There are three broad and interlinked avenues of effort which will ensure the Paris goals are secured: national climate action by all countries across public and private sectors, international climate cooperation and a comprehensive shift in public and private investment to support both.
Last month’s UN climate change conference in Marrakech demonstrated that progress across all three avenues remains promising. A few examples follow to illustrate this progress across the three avenues but the very large spread of all positive actions at Marrakech can be seen here in the UNFCCC secretariat’s final COP 22 press release.
National Climate Plans
First, the Agreement is itself founded upon a global set of national climate action plans (NDCs) which countries have agreed will only rise in ambition over time. In Marrakech, the broad commitment at national level to increase ambition was apparent.
For example, a club of subnational governments, the Under2 Coalition, who have committed to reduce their emissions by at least 80 percent by 2050, announced their membership has grown to 165, representing a third of the global economy and a population of around one billion people across North America, Europe, Latin America, Africa and Asia.
The Climate Vulnerable Forum of over 40 nations issued a Marrakech Vision committing themselves to ambitious aims, including 100% renewable energy between 2030 and 2050.
International Climate Rulebook
Several countries – Canada, Germany, Mexico and the United States – also announced ambitious climate strategies out to 2050, reflecting the long-term goal of the Paris Agreement to achieve climate neutrality in the second half of the century.
It is also important that the poorest countries can develop their own national plans, which were the reason for the launch of the NDC Partnership – a coalition of developing and developed countries and international institutions working to ensure countries receive the technical and financial support they need to speedily meet their climate and sustainable development goals.
Second, the intergovernmental UN climate change process retains a most important task to complete the international “rulebook”, the operational manual of the Agreement which will deliver a transparent global accounting of emissions reductions, provision of climate finance, technology development and transfer, and adaptation needs.

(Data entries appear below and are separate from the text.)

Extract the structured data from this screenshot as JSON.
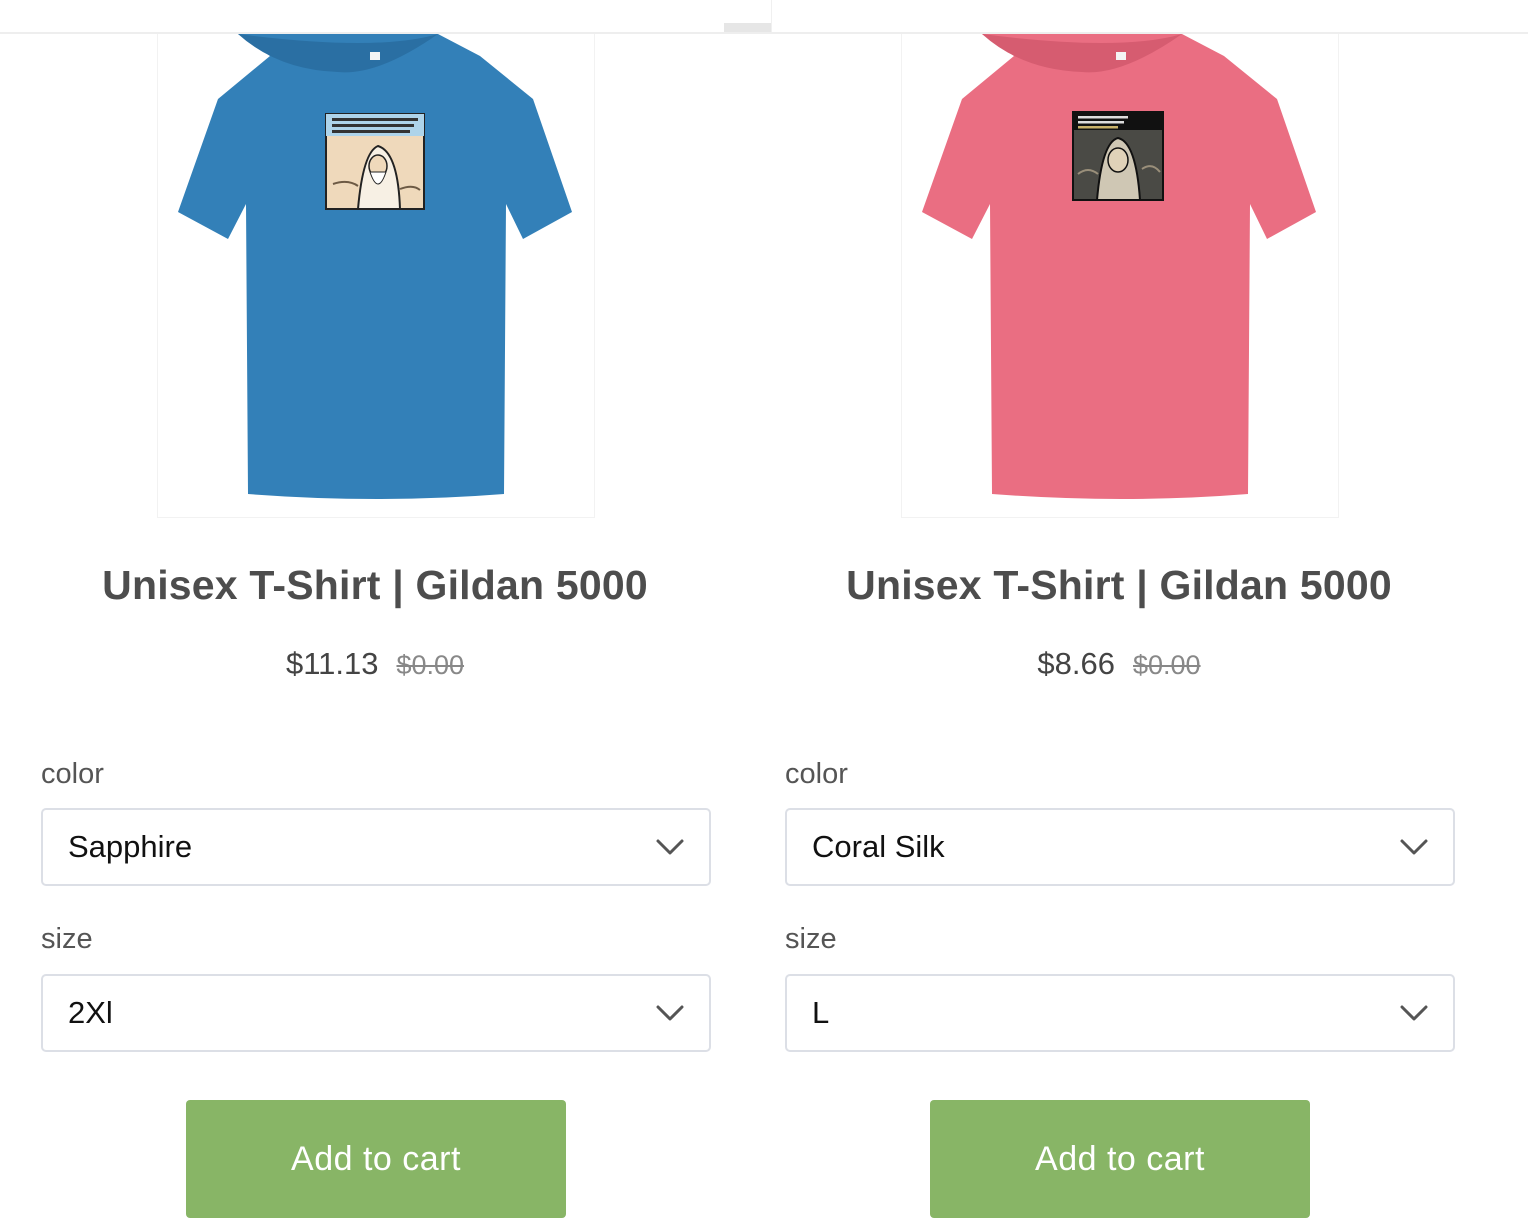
{
  "products": [
    {
      "shirt_color": "#3380b8",
      "title": "Unisex T-Shirt | Gildan 5000",
      "price": "$11.13",
      "old_price": "$0.00",
      "color_label": "color",
      "color_value": "Sapphire",
      "size_label": "size",
      "size_value": "2Xl",
      "add_to_cart": "Add to cart"
    },
    {
      "shirt_color": "#ea6e82",
      "title": "Unisex T-Shirt | Gildan 5000",
      "price": "$8.66",
      "old_price": "$0.00",
      "color_label": "color",
      "color_value": "Coral Silk",
      "size_label": "size",
      "size_value": "L",
      "add_to_cart": "Add to cart"
    }
  ],
  "colors": {
    "button": "#88b566",
    "title": "#4d4d4d"
  },
  "icons": {
    "select_chevron": "chevron-down-icon"
  }
}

The details of the task are complex but the principle is simple: transparency builds trust that countries are delivering on their pledges which, in turn, generate the confidence for all countries to increase their own ambition to the best of their abilities.
Countries have already built the foundation for this by peer assessing each other’s actions to cut emissions through a transparent process that began in 2014.

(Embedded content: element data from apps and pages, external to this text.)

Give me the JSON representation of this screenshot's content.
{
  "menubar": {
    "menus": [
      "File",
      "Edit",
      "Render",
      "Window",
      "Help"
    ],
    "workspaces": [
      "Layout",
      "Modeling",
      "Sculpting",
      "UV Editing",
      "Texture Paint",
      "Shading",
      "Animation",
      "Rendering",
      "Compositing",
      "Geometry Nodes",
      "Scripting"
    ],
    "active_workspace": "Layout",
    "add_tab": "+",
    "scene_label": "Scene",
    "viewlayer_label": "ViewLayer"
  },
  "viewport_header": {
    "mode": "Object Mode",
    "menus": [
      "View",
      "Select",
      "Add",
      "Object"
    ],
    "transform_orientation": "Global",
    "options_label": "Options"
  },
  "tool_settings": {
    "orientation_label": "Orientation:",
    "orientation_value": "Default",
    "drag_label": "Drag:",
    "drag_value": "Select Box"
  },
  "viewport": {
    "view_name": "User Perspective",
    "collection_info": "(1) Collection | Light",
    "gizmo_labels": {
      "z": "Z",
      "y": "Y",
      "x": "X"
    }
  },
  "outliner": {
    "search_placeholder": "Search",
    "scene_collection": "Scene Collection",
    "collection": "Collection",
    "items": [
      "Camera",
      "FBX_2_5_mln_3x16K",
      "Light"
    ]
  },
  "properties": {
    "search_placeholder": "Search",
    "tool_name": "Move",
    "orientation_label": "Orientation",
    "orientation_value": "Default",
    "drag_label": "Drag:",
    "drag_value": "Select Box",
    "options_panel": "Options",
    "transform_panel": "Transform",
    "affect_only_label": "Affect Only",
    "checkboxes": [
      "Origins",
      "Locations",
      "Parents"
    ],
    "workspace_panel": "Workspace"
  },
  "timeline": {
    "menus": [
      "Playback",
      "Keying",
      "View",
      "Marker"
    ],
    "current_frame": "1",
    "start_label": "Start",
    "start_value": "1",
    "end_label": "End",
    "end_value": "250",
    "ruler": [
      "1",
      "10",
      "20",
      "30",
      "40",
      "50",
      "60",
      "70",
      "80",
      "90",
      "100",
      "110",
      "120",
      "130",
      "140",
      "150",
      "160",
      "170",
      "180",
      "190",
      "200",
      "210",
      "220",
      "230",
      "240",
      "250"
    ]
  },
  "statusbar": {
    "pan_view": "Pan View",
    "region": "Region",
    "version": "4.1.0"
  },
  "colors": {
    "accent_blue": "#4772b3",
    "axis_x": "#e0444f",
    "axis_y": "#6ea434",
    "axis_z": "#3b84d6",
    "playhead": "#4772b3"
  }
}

Governments pressed forward on the rulebook in Marrakech and indicated a fast track date of 2018 for completion.
Third, a faster shift in investment in both developed and developing countries is under way, although even greater speed is necessary. Governments, multilateral and private sector institutions need to be able and willing to raise and allocate tens of billions of dollars at a time towards climate and sustainable investments. Meanwhile, smaller scale funding must be available to allow the individual investor, smaller companies and poorer countries without easy access to big money to take a full and willing part in this economic transformation.
Data from the UN and independent studies show that an annual flow of one trillion dollars per year into climate action should be achievable in the near term. The availability of 100 billion dollars per year by 2020 to assist directly the poorest and most vulnerable also remains a priority.

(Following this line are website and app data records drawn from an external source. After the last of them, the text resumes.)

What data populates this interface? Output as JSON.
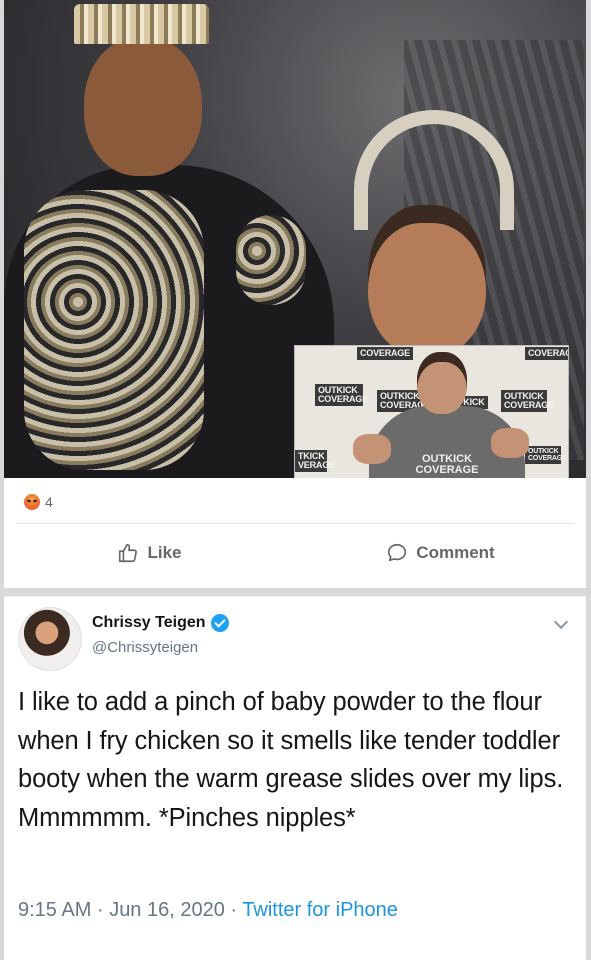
{
  "facebook_post": {
    "photo": {
      "description_icons": "photo-with-inset-video",
      "inset_logos": [
        "COVERAGE",
        "COVERAGE",
        "OUTKICK COVERAGE",
        "OUTKICK COVERAGE",
        "TKICK",
        "OUTKICK COVERAGE",
        "OUTKICK COVERAGE",
        "TKICK VERAGE",
        "OUTKICK COVERAGE"
      ],
      "shirt_logo": "OUTKICK COVERAGE"
    },
    "reactions": {
      "icon": "angry-reaction-icon",
      "count": "4"
    },
    "actions": {
      "like_label": "Like",
      "comment_label": "Comment"
    }
  },
  "tweet": {
    "display_name": "Chrissy Teigen",
    "verified": true,
    "handle": "@Chrissyteigen",
    "text": "I like to add a pinch of baby powder to the flour when I fry chicken so it smells like tender toddler booty when the warm grease slides over my lips. Mmmmmm. *Pinches nipples*",
    "time": "9:15 AM",
    "separator": "·",
    "date": "Jun 16, 2020",
    "source": "Twitter for iPhone"
  },
  "colors": {
    "facebook_gray_text": "#65676b",
    "twitter_blue": "#1da1f2",
    "twitter_link": "#1b95e0",
    "twitter_secondary": "#657786",
    "angry_orange": "#e8612c"
  }
}
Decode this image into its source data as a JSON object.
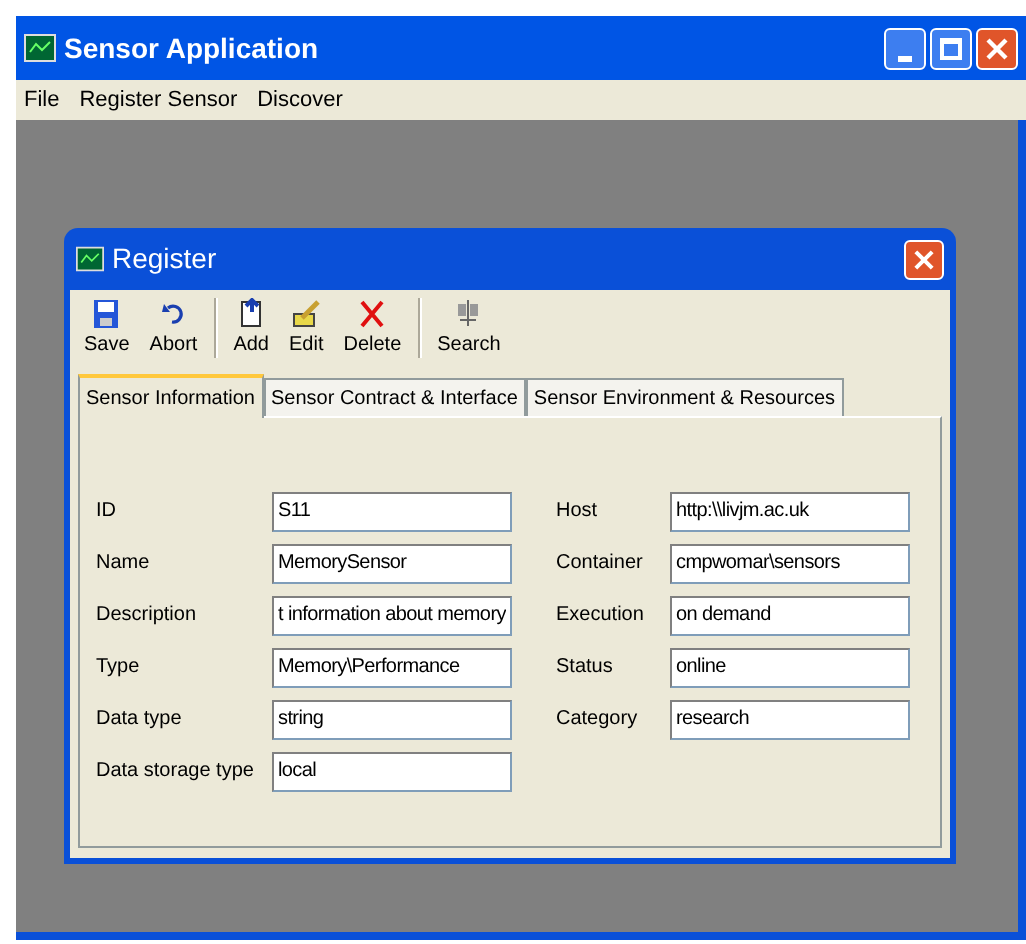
{
  "window": {
    "title": "Sensor Application"
  },
  "menu": [
    "File",
    "Register Sensor",
    "Discover"
  ],
  "dialog": {
    "title": "Register",
    "toolbar": [
      {
        "label": "Save",
        "kind": "save",
        "group_start": false
      },
      {
        "label": "Abort",
        "kind": "abort",
        "group_start": false
      },
      {
        "label": "Add",
        "kind": "add",
        "group_start": true
      },
      {
        "label": "Edit",
        "kind": "edit",
        "group_start": false
      },
      {
        "label": "Delete",
        "kind": "delete",
        "group_start": false
      },
      {
        "label": "Search",
        "kind": "search",
        "group_start": true
      }
    ],
    "tabs": [
      {
        "label": "Sensor Information",
        "selected": true
      },
      {
        "label": "Sensor Contract & Interface",
        "selected": false
      },
      {
        "label": "Sensor Environment & Resources",
        "selected": false
      }
    ],
    "left_fields": [
      {
        "label": "ID",
        "value": "S11"
      },
      {
        "label": "Name",
        "value": "MemorySensor"
      },
      {
        "label": "Description",
        "value": "t information about memory"
      },
      {
        "label": "Type",
        "value": "Memory\\Performance"
      },
      {
        "label": "Data type",
        "value": "string"
      },
      {
        "label": "Data storage type",
        "value": "local"
      }
    ],
    "right_fields": [
      {
        "label": "Host",
        "value": "http:\\\\livjm.ac.uk"
      },
      {
        "label": "Container",
        "value": "cmpwomar\\sensors"
      },
      {
        "label": "Execution",
        "value": "on demand"
      },
      {
        "label": "Status",
        "value": "online"
      },
      {
        "label": "Category",
        "value": "research"
      }
    ]
  }
}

In Marrakech, countries promised over $81 million to the Adaptation Fund, surpassing its target for the year, pledged over $23 million to the Climate Technology Centre and Network, which supports developing countries with climate technology development and transfer.
The Green Climate Fund (GCF) also announced the approval of the first two proposals for the formulation of National Adaptation Plans in Liberia and Nepal and said it was on track to approve a total of $2.5 billion worth of projects.
The next annual UN climate conference will be held in Bonn, Germany in November 2017 with the small island developing state of Fiji named as President.